CANADA-UNITED STATESOMI LACOMBE - A Polish Oblate among the Inuit
Greg OSZUST is a shy man whose face bursts into a smile as you begin to speak with him and inquire about his life and ministry. He was born in the southeastern part of Poland, ordained a priest in 1995 and arrived in Canada in 1997. He spent his first eight months learning languages in Saskatoon and August 1998 saw him on an airplane destined for Chesterfield Inlet.
Chesterfield Inlet is an Inuit community of three hundred people; only four elders have difficulty with the English language. The younger generation prefers to use English in their daily conversation. Greg admits that he has difficulty learning languages but is able to do the liturgical services in Inuktitut. He can read the language using the Roman alphabet. There are some difficulties with the language of the Scriptures. Some of the Biblical concepts and words are foreign to the Inuit understanding and language.
One of the first differences that Greg noticed when he arrived in the North was the attitude he found in the stores. In the South attention is focused on attending to the customer. In the North people are busy with each other and will get around to serving you, sooner or later. This is where the learning curve proved to be very steep. Within the Inuit culture things will get done but you have to allow for a lot more time and effort before the job is completed. Arriving with a European background, Greg recalls how much the people have taught him to slow down.
Ministry in the High Arctic is impossible to measure in numbers alone. Greg adds from his experience. “It is not the numbers; it is to be with the people.” In communities where there are only two hundred or maybe three hundred people, a small Sunday congregation does not indicate a weak faith life. Anyone who might expect huge numbers will certainly be disappointed. “If you were to judge only by numbers you could not justify our being in the North.” The majority of the pastoral work is to live with the people. “Most of my time is in counseling and giving direction.

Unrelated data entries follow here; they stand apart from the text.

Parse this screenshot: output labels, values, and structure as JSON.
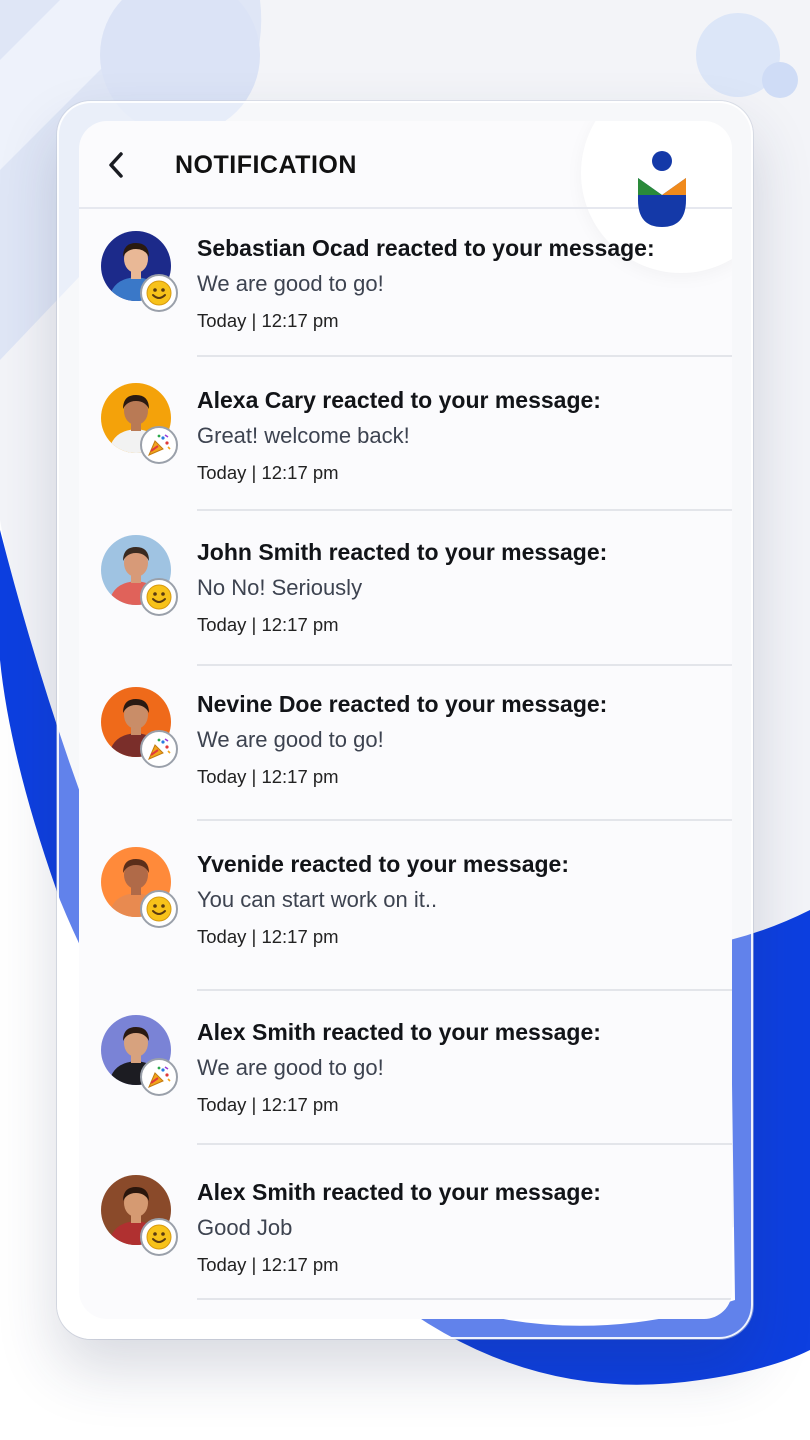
{
  "header": {
    "title": "NOTIFICATION"
  },
  "colors": {
    "brand_blue": "#0d3fe0",
    "logo_navy": "#1439a8",
    "logo_green": "#2a8a3a",
    "logo_orange": "#f08a1c"
  },
  "notifications": [
    {
      "title": "Sebastian Ocad reacted to your message:",
      "message": "We are good to go!",
      "time": "Today | 12:17 pm",
      "reaction": "smiley-icon",
      "avatar_bg": "#1c2a8a",
      "skin": "#e9b896",
      "shirt": "#3a78c8",
      "hair": "#2a1a10"
    },
    {
      "title": "Alexa Cary reacted to your message:",
      "message": "Great! welcome back!",
      "time": "Today | 12:17 pm",
      "reaction": "party-icon",
      "avatar_bg": "#f4a20a",
      "skin": "#b97a55",
      "shirt": "#f2f2f2",
      "hair": "#2b1a12"
    },
    {
      "title": "John Smith reacted to your message:",
      "message": "No No! Seriously",
      "time": "Today | 12:17 pm",
      "reaction": "smiley-icon",
      "avatar_bg": "#9fc3e2",
      "skin": "#d79a78",
      "shirt": "#e0625a",
      "hair": "#3a2a20"
    },
    {
      "title": "Nevine Doe reacted to your message:",
      "message": "We are good to go!",
      "time": "Today | 12:17 pm",
      "reaction": "party-icon",
      "avatar_bg": "#ef6a1a",
      "skin": "#c98d68",
      "shirt": "#7a2e2a",
      "hair": "#2a1a12"
    },
    {
      "title": "Yvenide reacted to your message:",
      "message": "You can start work on it..",
      "time": "Today | 12:17 pm",
      "reaction": "smiley-icon",
      "avatar_bg": "#ff8a3a",
      "skin": "#b06a48",
      "shirt": "#e88a50",
      "hair": "#5a2e1a"
    },
    {
      "title": "Alex Smith reacted to your message:",
      "message": "We are good to go!",
      "time": "Today | 12:17 pm",
      "reaction": "party-icon",
      "avatar_bg": "#7a83d6",
      "skin": "#d7a27e",
      "shirt": "#1c1c22",
      "hair": "#2a1a12"
    },
    {
      "title": "Alex Smith reacted to your message:",
      "message": "Good Job",
      "time": "Today | 12:17 pm",
      "reaction": "smiley-icon",
      "avatar_bg": "#8a4a2a",
      "skin": "#d59a72",
      "shirt": "#b03030",
      "hair": "#2a160c"
    }
  ]
}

Greg’s ministry is one of presence, not of high activity. “My time every day goes by very fast. I visit the people and they talk to me.” “I need more time than I have.” From time to time, Greg is called upon to fly from Chesterfield Inlet to another mission to conduct a funeral.

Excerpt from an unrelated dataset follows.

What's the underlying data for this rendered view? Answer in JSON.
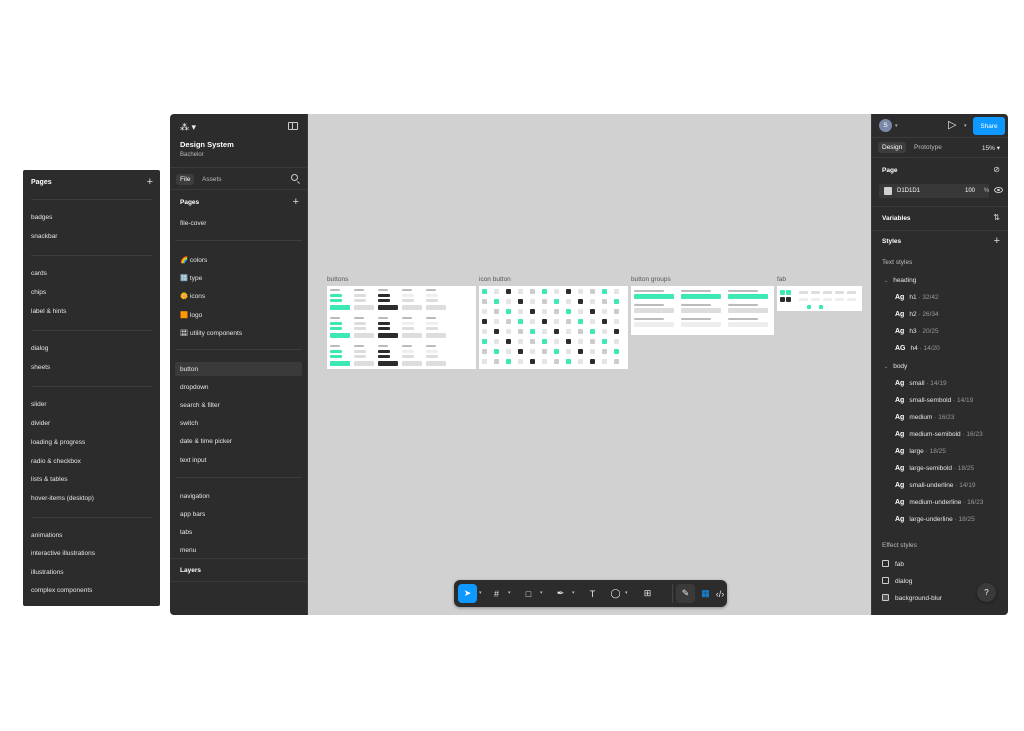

Life in the North has influenced him greatly, “I have slowed down a lot.” Since he is the kind of man who sets out on a project and does not want to stop until the project is completed, the northern experience has provided a different slant on his life.
“The people of the North are very honest. They will tell you right away how they feel. You might be offended because they are so straightforward. They do not have the diplomacy of southern culture. The younger generations are being influenced by the larger Canadian culture and will not say anything but the elders will speak the truth straight away.”
The vast distances do not limit Oblate community. “At least once a month, we are in contact through the phone or on Skype. We feel connected to each other. We do have much to share in common.” Since the year 2000 the eight Oblates of the High Arctic have been meeting in Ottawa. This has strengthened community life. (Submitted by Nestor Gregoire, in www.omilacombe.ca)
On Sunday, June 13, many parishioners of St. Eugene de Mazenod Mission in Brampton, along with hundreds of others from various parishes in Toronto and Mississauga, gathered to celebrate the installation of the cornerstone in the new church. The liturgy was presided over by Cardinal Jozef Glemp, Primate of Poland. Also in attendance were Archbishop Thomas Collins, Provincial Fr. Janusz BLAZEJAK, Fr. Adam FILAS, Fr. Andrzej SOWA, Fr. Marian GIL, Fr. Jan WADOLOWSKI, Fr. Wojciech Blach, and Fr. Pawel RATAJCZAK.
All of us gathered around the altar of Jesus Christ as a community of Polish Canadians to lift our voices in song to give thanks to God on this hallowed ground for the wondrous things that He has done, and continues to accomplish among us. That which was deemed only a dream by human accounting, an impossible task, became a reality, unfolding before our very eyes. We witnessed this event, the historic ceremony of the placing in of the cornerstone.
In his homily, Cardinal Glemp recalled the Church’s role in human life. He said “It’s not enough to only be a valid citizen who pays taxes and does not break the law. We are also committed to doing good, which comes from the love of God and man”. He continued by saying: “Be encouraged to cultivate the faith and traditions of our fathers, so as to preserve the most precious spiritual values in the environment of a new homeland”. He also reminded us that, “The Universal Church has expressed joy that the gospel of Christ is still reaching man”.
The ceremony was attended by state dignitaries, including the Polish ambassador to Canada, Zenon Kosiniak-Kamysz, Lisa Raitt, a representative of the Prime Minister of Canada, as well as the mayors of Brampton and Mississauga. There were also many representatives of the Polish community in Canada. Besides the church, designed by Stanislaw Szaflarskie, Polonia is expected to a create a business and cultural center.
The laying of the cornerstone and the following celebration coincided with the 20th Jubilee of both Fr. Adam Filas, builder of the new parish and church, and Fr. Andrzej Sowa - pastor of St. Maximilian Kolbe in Mississauga. (Assumption Province News and Views, June 2010)